[RECORDS FOR THE EXERCISE Boundary: Start]

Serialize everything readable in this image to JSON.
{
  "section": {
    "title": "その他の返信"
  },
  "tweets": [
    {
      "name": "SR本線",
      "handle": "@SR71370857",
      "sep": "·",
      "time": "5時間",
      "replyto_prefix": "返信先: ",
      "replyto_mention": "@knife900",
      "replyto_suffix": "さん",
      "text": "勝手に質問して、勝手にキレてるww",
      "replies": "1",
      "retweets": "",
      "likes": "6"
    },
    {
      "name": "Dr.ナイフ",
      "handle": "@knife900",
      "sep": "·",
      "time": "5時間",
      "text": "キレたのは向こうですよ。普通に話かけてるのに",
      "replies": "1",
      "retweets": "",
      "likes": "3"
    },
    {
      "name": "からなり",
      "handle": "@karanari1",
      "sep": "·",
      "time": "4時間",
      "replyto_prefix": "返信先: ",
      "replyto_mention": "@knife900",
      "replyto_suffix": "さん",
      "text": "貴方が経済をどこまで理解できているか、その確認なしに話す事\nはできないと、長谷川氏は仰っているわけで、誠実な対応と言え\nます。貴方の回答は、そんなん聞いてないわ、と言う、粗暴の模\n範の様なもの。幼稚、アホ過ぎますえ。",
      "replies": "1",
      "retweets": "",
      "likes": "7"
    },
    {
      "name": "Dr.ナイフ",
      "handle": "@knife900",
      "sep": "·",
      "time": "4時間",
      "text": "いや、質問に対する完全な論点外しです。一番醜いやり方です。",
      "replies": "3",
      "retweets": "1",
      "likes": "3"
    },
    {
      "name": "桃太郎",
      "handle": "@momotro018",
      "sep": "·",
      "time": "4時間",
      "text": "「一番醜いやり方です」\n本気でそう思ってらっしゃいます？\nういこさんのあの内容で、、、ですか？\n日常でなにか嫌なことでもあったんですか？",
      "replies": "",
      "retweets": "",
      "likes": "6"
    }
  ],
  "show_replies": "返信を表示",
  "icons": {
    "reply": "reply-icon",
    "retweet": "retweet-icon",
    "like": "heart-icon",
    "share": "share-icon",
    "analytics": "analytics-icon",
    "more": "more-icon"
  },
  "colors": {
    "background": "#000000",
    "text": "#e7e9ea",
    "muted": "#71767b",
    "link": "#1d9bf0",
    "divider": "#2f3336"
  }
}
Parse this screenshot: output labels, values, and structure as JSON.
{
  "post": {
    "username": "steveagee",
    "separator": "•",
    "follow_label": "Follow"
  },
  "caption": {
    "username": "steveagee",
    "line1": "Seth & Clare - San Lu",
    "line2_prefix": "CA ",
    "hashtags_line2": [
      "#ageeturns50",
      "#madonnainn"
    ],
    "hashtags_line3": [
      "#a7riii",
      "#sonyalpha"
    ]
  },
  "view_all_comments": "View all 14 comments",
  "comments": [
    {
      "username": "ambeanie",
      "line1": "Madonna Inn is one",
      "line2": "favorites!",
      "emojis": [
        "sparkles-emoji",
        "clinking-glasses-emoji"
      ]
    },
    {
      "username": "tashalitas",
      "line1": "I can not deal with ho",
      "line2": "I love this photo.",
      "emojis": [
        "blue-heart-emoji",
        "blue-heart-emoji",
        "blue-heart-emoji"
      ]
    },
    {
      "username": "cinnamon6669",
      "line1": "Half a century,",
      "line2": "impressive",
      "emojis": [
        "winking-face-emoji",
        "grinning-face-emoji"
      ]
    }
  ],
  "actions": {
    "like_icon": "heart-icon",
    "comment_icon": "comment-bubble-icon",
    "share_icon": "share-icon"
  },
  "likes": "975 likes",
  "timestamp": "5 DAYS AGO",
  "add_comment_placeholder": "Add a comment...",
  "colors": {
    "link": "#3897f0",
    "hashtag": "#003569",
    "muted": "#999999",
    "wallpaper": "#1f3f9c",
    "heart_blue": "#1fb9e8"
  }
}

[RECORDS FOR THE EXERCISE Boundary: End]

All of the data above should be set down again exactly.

Serialize everything readable in this image to JSON.
{
  "section": {
    "title": "その他の返信"
  },
  "tweets": [
    {
      "name": "SR本線",
      "handle": "@SR71370857",
      "sep": "·",
      "time": "5時間",
      "replyto_prefix": "返信先: ",
      "replyto_mention": "@knife900",
      "replyto_suffix": "さん",
      "text": "勝手に質問して、勝手にキレてるww",
      "replies": "1",
      "retweets": "",
      "likes": "6"
    },
    {
      "name": "Dr.ナイフ",
      "handle": "@knife900",
      "sep": "·",
      "time": "5時間",
      "text": "キレたのは向こうですよ。普通に話かけてるのに",
      "replies": "1",
      "retweets": "",
      "likes": "3"
    },
    {
      "name": "からなり",
      "handle": "@karanari1",
      "sep": "·",
      "time": "4時間",
      "replyto_prefix": "返信先: ",
      "replyto_mention": "@knife900",
      "replyto_suffix": "さん",
      "text": "貴方が経済をどこまで理解できているか、その確認なしに話す事\nはできないと、長谷川氏は仰っているわけで、誠実な対応と言え\nます。貴方の回答は、そんなん聞いてないわ、と言う、粗暴の模\n範の様なもの。幼稚、アホ過ぎますえ。",
      "replies": "1",
      "retweets": "",
      "likes": "7"
    },
    {
      "name": "Dr.ナイフ",
      "handle": "@knife900",
      "sep": "·",
      "time": "4時間",
      "text": "いや、質問に対する完全な論点外しです。一番醜いやり方です。",
      "replies": "3",
      "retweets": "1",
      "likes": "3"
    },
    {
      "name": "桃太郎",
      "handle": "@momotro018",
      "sep": "·",
      "time": "4時間",
      "text": "「一番醜いやり方です」\n本気でそう思ってらっしゃいます？\nういこさんのあの内容で、、、ですか？\n日常でなにか嫌なことでもあったんですか？",
      "replies": "",
      "retweets": "",
      "likes": "6"
    }
  ],
  "show_replies": "返信を表示",
  "icons": {
    "reply": "reply-icon",
    "retweet": "retweet-icon",
    "like": "heart-icon",
    "share": "share-icon",
    "analytics": "analytics-icon",
    "more": "more-icon"
  },
  "colors": {
    "background": "#000000",
    "text": "#e7e9ea",
    "muted": "#71767b",
    "link": "#1d9bf0",
    "divider": "#2f3336"
  }
}
Parse this screenshot: output labels, values, and structure as JSON.
{
  "post": {
    "username": "steveagee",
    "separator": "•",
    "follow_label": "Follow"
  },
  "caption": {
    "username": "steveagee",
    "line1": "Seth & Clare - San Lu",
    "line2_prefix": "CA ",
    "hashtags_line2": [
      "#ageeturns50",
      "#madonnainn"
    ],
    "hashtags_line3": [
      "#a7riii",
      "#sonyalpha"
    ]
  },
  "view_all_comments": "View all 14 comments",
  "comments": [
    {
      "username": "ambeanie",
      "line1": "Madonna Inn is one",
      "line2": "favorites!",
      "emojis": [
        "sparkles-emoji",
        "clinking-glasses-emoji"
      ]
    },
    {
      "username": "tashalitas",
      "line1": "I can not deal with ho",
      "line2": "I love this photo.",
      "emojis": [
        "blue-heart-emoji",
        "blue-heart-emoji",
        "blue-heart-emoji"
      ]
    },
    {
      "username": "cinnamon6669",
      "line1": "Half a century,",
      "line2": "impressive",
      "emojis": [
        "winking-face-emoji",
        "grinning-face-emoji"
      ]
    }
  ],
  "actions": {
    "like_icon": "heart-icon",
    "comment_icon": "comment-bubble-icon",
    "share_icon": "share-icon"
  },
  "likes": "975 likes",
  "timestamp": "5 DAYS AGO",
  "add_comment_placeholder": "Add a comment...",
  "colors": {
    "link": "#3897f0",
    "hashtag": "#003569",
    "muted": "#999999",
    "wallpaper": "#1f3f9c",
    "heart_blue": "#1fb9e8"
  }
}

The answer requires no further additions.